As if to underscore the point, one of the few sections not deemed a secret in the termination agreement that would allow the City of Penticton to cut ties with Trio Marine Group comes under the heading: Confidentiality and Publicity.
The eight-page pact is an appendix to the settlement agreement the city negotiated with Trio last year to scale back the company’s controversial plan for waterslides in Skaha Lake Park in favour of a concession stand and possibly an aquatic play structure.
A copy of the termination agreement released to The Herald this week in response to a freedom of information request is heavily redacted, ostensibly to protect third-party business interests.
But the city also signed off on a separate confidentiality clause inside the termination agreement itself in which both parties agree not to disclose the terms or conditions unless required by law or by a court or government agency.
Confidentiality can also be broken in order to provide information to consultants, investors, auditors, financial advisors and other such professionals.
The only group seemingly left out is the public, observed Dermod Travis, executive director of watchdog group IntegrityBC.
“Taxpayers have a right to know the possible financial penalties that council is exposing them to. At the end of the day, it’s their money on the table,” he said.
“When the B.C government is looking at ways to proactively release contracts, Penticton shouldn’t be taking a step backward by trying to hide their decisions — and possibly taxpayers’ money – behind black, redacted boxes.”

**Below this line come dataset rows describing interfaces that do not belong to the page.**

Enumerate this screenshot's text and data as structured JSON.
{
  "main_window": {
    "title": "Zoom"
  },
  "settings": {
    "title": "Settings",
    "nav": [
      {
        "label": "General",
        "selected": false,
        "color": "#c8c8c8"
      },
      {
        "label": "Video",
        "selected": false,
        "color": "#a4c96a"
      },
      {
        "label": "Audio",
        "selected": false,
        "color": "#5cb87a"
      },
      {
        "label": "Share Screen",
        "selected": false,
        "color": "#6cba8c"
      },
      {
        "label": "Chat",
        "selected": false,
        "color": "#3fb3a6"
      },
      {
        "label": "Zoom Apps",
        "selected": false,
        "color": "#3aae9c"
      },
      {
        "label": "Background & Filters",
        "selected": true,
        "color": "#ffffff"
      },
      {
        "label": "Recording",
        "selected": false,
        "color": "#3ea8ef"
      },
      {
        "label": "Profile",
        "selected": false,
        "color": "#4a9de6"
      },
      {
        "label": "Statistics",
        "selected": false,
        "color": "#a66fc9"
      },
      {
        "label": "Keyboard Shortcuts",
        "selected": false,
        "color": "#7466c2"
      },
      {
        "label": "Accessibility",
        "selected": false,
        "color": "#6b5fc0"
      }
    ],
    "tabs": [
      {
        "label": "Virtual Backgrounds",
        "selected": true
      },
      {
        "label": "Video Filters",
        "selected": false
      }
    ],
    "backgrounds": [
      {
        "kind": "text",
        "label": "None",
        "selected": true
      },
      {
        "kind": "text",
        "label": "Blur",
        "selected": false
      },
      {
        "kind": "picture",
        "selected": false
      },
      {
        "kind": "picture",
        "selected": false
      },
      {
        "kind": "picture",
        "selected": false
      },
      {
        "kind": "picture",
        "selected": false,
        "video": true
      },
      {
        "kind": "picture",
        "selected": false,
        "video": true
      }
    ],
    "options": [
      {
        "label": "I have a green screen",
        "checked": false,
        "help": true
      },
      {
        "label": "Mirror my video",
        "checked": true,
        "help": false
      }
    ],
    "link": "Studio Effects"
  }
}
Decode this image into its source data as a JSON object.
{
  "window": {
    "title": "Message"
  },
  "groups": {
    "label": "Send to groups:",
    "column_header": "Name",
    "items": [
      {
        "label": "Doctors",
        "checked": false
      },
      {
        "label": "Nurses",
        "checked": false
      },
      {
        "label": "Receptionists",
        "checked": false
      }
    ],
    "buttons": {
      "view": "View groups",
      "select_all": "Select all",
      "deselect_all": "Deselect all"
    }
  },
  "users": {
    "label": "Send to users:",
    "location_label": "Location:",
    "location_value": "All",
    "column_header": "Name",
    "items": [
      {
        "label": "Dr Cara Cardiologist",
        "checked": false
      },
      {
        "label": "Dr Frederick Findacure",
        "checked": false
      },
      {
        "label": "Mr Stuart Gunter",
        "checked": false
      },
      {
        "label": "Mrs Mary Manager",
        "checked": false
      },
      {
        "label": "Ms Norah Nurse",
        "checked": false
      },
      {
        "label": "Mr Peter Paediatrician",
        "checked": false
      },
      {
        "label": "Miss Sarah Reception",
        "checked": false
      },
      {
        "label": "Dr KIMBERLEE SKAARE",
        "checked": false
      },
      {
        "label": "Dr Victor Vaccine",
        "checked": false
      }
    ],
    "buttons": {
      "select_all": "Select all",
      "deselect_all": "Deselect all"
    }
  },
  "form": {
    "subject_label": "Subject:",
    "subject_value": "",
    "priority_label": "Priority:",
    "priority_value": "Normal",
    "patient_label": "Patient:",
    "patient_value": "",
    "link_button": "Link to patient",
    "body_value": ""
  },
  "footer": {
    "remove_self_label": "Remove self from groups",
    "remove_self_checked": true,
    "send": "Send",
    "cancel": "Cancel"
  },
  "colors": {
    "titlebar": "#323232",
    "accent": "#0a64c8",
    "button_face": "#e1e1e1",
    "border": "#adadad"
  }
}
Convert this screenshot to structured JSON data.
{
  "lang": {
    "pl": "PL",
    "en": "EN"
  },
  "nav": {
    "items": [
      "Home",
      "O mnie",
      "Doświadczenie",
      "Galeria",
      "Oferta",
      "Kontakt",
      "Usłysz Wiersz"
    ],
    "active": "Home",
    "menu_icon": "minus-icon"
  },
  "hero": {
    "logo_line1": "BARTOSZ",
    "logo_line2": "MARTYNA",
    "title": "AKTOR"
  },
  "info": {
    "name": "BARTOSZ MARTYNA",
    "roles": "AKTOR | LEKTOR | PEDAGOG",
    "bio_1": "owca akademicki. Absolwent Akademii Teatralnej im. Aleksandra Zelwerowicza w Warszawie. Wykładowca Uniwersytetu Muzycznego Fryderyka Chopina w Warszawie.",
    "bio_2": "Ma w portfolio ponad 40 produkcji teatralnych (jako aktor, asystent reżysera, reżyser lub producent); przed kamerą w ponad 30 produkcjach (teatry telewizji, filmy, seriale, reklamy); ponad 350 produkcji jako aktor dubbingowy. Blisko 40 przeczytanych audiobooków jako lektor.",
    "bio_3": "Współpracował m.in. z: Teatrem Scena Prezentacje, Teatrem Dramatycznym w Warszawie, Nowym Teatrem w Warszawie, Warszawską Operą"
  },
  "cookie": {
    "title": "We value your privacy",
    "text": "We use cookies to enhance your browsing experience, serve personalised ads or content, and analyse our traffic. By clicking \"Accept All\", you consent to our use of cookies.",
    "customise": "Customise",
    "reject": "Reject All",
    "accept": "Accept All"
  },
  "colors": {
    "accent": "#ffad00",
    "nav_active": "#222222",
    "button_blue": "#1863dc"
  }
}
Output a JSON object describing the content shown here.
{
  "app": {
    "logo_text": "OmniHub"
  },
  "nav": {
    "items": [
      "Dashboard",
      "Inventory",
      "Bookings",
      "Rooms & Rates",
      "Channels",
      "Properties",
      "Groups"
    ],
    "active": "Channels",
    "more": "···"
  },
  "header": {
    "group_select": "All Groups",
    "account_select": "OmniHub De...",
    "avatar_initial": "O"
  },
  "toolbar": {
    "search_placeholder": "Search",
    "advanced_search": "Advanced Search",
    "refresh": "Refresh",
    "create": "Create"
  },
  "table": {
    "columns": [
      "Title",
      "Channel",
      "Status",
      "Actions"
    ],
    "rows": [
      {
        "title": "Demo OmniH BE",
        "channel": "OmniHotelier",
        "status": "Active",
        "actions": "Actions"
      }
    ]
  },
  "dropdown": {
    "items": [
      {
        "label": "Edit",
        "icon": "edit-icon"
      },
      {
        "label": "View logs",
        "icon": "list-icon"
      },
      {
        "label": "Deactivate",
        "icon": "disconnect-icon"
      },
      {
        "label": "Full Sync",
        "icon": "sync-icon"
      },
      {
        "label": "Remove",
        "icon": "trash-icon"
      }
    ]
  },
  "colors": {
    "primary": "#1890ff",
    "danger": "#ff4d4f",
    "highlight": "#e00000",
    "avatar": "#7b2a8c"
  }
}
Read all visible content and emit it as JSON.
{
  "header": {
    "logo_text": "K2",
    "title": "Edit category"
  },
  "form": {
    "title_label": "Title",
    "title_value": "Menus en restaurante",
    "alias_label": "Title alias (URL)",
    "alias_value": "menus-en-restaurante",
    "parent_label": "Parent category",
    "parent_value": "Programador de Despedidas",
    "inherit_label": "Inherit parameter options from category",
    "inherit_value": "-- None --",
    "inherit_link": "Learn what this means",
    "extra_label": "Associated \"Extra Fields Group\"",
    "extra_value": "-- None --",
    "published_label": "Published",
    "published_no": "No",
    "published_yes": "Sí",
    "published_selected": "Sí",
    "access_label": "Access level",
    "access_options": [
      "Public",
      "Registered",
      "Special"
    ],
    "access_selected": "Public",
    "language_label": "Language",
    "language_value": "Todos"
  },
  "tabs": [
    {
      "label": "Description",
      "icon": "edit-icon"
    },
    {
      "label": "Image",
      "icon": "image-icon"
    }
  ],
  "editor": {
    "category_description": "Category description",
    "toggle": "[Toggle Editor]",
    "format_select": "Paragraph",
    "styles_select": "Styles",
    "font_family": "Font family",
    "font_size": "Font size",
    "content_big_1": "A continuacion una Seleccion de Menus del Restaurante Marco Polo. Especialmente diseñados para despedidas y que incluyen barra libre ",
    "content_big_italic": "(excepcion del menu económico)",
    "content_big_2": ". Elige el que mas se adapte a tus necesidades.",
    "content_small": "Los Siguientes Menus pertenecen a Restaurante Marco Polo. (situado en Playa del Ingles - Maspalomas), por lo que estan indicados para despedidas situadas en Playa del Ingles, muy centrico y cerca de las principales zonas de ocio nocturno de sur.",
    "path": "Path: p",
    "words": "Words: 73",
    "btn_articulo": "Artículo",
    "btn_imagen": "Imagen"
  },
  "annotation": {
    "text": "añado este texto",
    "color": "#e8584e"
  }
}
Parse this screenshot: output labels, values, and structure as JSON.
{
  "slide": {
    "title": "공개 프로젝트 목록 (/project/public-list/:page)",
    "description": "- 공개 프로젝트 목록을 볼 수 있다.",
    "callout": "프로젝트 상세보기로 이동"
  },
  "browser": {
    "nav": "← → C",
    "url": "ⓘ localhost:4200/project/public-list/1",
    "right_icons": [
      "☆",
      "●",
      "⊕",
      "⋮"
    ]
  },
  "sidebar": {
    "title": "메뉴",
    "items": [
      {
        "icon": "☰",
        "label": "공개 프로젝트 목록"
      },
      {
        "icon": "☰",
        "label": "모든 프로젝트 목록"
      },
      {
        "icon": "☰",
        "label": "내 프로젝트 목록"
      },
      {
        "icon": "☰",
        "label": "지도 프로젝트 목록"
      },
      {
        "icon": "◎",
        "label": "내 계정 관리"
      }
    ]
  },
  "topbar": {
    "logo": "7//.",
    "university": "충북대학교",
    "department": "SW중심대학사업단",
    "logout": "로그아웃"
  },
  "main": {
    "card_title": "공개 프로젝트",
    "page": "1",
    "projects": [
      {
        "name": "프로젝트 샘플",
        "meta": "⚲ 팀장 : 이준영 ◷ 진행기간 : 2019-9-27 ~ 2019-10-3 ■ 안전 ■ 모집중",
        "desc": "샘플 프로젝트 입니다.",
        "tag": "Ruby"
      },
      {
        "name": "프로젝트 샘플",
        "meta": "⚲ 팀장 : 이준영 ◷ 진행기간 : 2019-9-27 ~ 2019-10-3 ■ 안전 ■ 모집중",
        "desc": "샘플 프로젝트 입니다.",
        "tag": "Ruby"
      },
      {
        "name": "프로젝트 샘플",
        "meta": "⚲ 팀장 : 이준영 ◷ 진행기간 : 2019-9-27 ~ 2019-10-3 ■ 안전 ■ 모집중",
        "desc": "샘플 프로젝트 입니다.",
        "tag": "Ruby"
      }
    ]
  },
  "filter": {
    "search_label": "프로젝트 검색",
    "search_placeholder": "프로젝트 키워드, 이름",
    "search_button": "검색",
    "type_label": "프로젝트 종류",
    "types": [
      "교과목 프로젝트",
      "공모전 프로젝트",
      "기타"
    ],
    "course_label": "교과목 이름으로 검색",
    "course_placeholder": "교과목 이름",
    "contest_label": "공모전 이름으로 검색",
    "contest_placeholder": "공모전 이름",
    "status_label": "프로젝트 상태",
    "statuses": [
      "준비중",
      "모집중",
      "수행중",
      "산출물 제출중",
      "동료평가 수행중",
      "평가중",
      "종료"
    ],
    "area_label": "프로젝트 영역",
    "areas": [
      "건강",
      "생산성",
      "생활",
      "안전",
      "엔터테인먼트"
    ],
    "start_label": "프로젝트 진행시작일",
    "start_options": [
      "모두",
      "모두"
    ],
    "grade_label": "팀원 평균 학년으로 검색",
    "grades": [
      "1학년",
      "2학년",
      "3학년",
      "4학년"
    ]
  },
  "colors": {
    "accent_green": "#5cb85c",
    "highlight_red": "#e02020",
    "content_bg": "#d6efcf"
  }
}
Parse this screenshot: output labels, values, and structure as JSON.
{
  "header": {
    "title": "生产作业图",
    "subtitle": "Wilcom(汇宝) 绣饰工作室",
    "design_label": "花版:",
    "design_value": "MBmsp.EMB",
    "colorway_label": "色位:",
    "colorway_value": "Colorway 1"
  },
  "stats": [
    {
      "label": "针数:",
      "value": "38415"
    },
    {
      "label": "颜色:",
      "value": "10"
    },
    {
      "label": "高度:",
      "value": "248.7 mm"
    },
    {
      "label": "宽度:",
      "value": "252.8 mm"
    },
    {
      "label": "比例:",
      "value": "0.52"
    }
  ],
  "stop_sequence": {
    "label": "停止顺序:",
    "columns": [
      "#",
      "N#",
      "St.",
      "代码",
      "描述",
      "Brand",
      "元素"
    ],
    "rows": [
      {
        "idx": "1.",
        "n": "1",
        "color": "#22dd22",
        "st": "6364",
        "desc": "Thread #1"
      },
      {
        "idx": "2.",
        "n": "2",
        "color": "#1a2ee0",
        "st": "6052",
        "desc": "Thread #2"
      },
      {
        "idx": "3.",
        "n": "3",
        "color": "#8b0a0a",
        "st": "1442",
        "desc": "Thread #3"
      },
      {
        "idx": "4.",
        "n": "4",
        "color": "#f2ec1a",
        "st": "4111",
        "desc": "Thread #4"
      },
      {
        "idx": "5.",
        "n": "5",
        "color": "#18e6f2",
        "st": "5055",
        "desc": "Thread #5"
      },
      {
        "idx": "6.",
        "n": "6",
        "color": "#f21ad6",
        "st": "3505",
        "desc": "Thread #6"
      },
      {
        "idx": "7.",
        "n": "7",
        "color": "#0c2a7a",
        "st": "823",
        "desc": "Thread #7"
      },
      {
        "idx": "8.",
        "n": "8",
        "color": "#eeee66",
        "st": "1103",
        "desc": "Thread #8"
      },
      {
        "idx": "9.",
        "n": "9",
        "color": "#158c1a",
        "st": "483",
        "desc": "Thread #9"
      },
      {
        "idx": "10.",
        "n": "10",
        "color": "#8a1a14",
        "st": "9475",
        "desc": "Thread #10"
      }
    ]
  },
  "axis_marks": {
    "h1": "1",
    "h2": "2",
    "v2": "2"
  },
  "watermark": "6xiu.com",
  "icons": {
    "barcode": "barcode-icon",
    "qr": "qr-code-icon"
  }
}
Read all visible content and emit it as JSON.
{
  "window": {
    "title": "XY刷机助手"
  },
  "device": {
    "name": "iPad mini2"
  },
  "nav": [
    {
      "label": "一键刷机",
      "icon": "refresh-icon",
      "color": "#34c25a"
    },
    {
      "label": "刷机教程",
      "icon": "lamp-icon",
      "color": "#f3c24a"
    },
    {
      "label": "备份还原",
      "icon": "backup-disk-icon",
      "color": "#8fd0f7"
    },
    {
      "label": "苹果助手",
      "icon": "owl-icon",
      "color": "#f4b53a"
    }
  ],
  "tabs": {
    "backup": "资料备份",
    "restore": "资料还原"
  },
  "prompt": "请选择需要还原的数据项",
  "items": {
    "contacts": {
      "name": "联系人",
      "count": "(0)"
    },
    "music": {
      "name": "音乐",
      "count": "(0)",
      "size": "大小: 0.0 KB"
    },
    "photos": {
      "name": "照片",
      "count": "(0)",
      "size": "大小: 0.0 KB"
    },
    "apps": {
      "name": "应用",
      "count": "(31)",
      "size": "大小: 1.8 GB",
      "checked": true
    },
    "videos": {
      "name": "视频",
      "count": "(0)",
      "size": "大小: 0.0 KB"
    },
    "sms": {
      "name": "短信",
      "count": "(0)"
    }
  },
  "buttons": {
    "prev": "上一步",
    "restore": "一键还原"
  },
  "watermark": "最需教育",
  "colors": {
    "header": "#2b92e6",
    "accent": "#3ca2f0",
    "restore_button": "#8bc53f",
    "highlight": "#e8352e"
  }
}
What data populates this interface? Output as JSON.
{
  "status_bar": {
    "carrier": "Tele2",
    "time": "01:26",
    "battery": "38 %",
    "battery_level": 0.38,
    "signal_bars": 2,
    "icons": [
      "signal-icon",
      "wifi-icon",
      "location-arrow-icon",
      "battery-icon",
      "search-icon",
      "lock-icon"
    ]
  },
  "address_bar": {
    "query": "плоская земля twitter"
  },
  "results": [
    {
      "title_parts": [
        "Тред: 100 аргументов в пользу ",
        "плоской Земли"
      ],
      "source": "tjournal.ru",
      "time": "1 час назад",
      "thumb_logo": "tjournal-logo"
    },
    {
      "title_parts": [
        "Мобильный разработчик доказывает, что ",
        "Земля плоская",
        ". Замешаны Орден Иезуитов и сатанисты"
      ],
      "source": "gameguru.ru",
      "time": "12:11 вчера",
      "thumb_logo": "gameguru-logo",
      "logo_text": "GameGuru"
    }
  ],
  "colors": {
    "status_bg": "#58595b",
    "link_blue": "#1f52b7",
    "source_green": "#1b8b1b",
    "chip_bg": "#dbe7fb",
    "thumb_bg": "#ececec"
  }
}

The most heavily redacted sections of the termination agreement appear to deal with the conditions that would have to be met in order for the city to end its relationship with Trio.
It explains both parties will make “equal financial contributions” to (redacted).
And if (redacted) “then Penticton shall have a right to terminate the enhanced marina agreement and the settlement agreement.”
It goes to note the deals will be torn up “following a payment of the sum specified” in another redacted section.
That sum is listed as $200,000 in the main settlement agreement that was previously shown to the public, so it’s unclear if the termination agreement contains a different figure.
The termination agreement was signed Dec. 22 on the city’s behalf by Mayor Andrew Jakubeit and corporate officer Dana Schmidt, and by Tom Dyas and Tom Hedquist on behalf of Trio.
In a letter to The Herald accompanying the redacted termination agreement, Schmidt said she relied on a section of the Freedom of Information and Protection of Privacy Act that requires public bodies to withhold anything that could be harmful to third-party business interests if disclosed.
New city manager Peter Weeber said in a statement he stands by Schmidt’s decision, because she applied FOIPPA correctly and it protects Trio’s and the city’s financial interests as required by law.
“In this case, there is ongoing litigation related to this project and the release of the information could harm the city’s economic interest – which includes the economic interests of the residents of Penticton,” he explained.
“I understand the optics of a redacted document but there are times when we have to withhold information to protect the integrity of an ongoing project or process. Council has been clear that all information that can be released will be released.”
Weeber, who only started Jan. 3, declined to “second guess the decisions of past managers,” but said he “will take full responsibility for this project moving forward.”
The Herald has asked the Office of the Information and Privacy Commissioner for B.C. to review the city’s decision.